It is advisable to go through the inventory the day you move out as this avoids you becoming responsible for damage after vacation. If you have caused any damage during your tenancy these should be agreed on the day. The cost of repairs may have to be quoted by a specialist/tradesperson therefore a cost for remedial works will be provided within seven days.

If both parties are satisfied the property has been left in acceptable condition, all rent has been received and all utility bills paid. The deposit will be paid back to you in full within 10 days of you vacating the property.

Home Insurance

Tenants are advised when letting a property your goods/items may not be insured under the Landlords building/contents insurance. Therefore, it is important to take adequate steps to protect your contents and valuables by taking out contents’ insurance with a reputable insurance company.

Tenancy Agreement

This is a legal binding arrangement between the Landlord and you. This document sets out the rights and obligations of both parties to the agreement, for example, you have an obligation to pay the rent and the landlord in return gives you the right to enjoy and live in the property.

Assured/ Shorthold Tenancy Agreement:

  • you are a private tenant and your landlord is a private landlord;
  • the tenancy began on or after 15 January 1989;
  • the house or flat is let as separate accommodation and is your main home.

A tenancy will not be an assured or shorthold tenancy if:
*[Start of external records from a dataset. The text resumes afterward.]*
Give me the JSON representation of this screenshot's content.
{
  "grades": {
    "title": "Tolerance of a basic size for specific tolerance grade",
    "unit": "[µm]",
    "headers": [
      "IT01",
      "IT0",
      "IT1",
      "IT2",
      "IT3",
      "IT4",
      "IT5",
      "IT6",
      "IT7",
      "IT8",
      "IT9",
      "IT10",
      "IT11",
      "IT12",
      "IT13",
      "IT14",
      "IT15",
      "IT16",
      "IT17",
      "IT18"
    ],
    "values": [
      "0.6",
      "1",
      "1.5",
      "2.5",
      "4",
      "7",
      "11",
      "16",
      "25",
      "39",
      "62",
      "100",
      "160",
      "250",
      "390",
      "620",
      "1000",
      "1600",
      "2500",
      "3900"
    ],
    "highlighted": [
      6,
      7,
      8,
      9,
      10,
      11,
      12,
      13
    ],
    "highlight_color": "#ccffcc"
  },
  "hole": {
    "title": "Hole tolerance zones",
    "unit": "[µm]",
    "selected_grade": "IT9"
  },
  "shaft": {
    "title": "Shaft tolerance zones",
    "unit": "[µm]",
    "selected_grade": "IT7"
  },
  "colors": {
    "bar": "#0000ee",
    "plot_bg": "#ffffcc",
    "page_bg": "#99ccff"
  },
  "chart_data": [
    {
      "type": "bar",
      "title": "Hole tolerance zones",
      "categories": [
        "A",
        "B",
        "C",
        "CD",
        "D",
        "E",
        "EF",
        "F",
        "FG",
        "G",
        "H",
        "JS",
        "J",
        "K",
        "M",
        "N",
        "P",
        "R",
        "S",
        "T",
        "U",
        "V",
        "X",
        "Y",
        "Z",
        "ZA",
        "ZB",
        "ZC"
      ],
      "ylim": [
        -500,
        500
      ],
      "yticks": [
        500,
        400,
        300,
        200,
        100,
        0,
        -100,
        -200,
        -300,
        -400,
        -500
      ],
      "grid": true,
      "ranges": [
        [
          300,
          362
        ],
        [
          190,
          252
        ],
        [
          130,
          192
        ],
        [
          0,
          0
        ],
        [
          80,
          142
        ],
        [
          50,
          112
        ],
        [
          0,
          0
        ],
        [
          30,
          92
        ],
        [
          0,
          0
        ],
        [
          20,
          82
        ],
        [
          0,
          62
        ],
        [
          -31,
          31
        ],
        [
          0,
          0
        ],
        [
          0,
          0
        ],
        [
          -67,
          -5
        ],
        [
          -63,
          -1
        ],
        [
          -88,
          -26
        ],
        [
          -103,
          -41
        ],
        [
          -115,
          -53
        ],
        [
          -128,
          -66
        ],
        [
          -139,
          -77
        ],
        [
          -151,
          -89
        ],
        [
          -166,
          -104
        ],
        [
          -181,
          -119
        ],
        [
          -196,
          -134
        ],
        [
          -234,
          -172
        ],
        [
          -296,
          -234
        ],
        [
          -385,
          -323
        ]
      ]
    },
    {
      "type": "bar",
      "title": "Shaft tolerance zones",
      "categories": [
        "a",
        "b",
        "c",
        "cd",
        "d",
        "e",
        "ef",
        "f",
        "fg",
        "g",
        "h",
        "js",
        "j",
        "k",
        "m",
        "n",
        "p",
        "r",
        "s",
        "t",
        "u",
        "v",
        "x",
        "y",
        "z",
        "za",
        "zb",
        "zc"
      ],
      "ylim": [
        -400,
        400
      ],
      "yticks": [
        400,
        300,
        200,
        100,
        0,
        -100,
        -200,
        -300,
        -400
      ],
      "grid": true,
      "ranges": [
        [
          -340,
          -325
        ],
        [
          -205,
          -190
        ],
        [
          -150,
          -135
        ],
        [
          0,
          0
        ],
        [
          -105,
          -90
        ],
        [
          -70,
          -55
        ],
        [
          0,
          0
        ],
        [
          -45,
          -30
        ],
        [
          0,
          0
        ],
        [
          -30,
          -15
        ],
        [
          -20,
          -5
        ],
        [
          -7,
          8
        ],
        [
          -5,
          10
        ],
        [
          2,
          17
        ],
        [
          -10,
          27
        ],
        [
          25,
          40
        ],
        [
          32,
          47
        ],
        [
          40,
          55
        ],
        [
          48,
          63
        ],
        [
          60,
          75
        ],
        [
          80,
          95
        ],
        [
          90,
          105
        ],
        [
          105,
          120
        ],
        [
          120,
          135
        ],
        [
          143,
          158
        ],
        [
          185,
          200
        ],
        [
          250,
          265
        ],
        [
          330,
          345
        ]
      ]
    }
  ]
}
  • the tenancy began before 15 January 1989;
  • it is a business or holiday let;
  • no rent or very low or very high rent is charged;
  • the landlord is a “resident landlord”

Assured and shorthold tenancies allow landlords to charge full market rent, unlike previous forms of tenancy. Shorthold tenancies also allow landlords to let their property for a short period only and to get it back if they wish after 6 months.

Changes in the 1996 Act mean that:

  • a new tenancy will automatically be a shorthold tenancy unless the landlord gives written notice that it will not be a shorthold tenancy;
  • the landlord has a right to possession if you owe at least 2 months or 8 weeks’ rent (rather than 3 months or 13 weeks’ rent);
  • it will be easier for the landlord to evict you if you cause a nuisance or annoyance to other neighbouring properties or persons;
  • if the landlord agrees to a new or replacement shorthold tenancy with you, you have a right to a statement of the main details of the tenancy agreement if he or she does not provide a written agreement.

Under changes in the 1996 Act, if you are a new shorthold tenant, you will:

  • only be able to refer your rent to a rent assessment committee during the first 6 months of the tenancy;

The Landlord is obligated to issue the Tenant with two months’ written notice if they wish to terminate the agreement.

The following information is commonly found in a tenancy agreement;

  • Your full name, the Landlords full name and address
  • The full address of the property being let.
  • The length of the Tenancy including start date and potential end date
  • The amount of rent payable, how often it should be paid, the specific day it must be paid and when legally it can be increased.
  • What utility services and charges are expected to be paid by the tenant, should the utility bills be, included in the rental agreement, it should also be stated.
  • The services your landlord will supply under the agreement for example maintenance, certified installations gas and electricity. Allowing quiet enjoyment of the property free from demands of access without prior notice.
  • It stipulates the notice period expected from either party when ending the agreement.

We’re here to help!

Remember we are here to help, should you require any additional information or clarification, please do not hesitate to ask one of our attentive letting team members who are always happy to assist

If you are dissatisfied with any of our services at any time and wish to make a complaint and the Negotiator or Office Manager is not able to resolve your complaint, please write to the Company Director at our Head Office of 43 Lower High Street Wednesbury WS10 7AQ. If you remain dissatisfied after this process you may within six months of the complaint being made refer your dispute to the Property Ombudsman (TPO) scheme.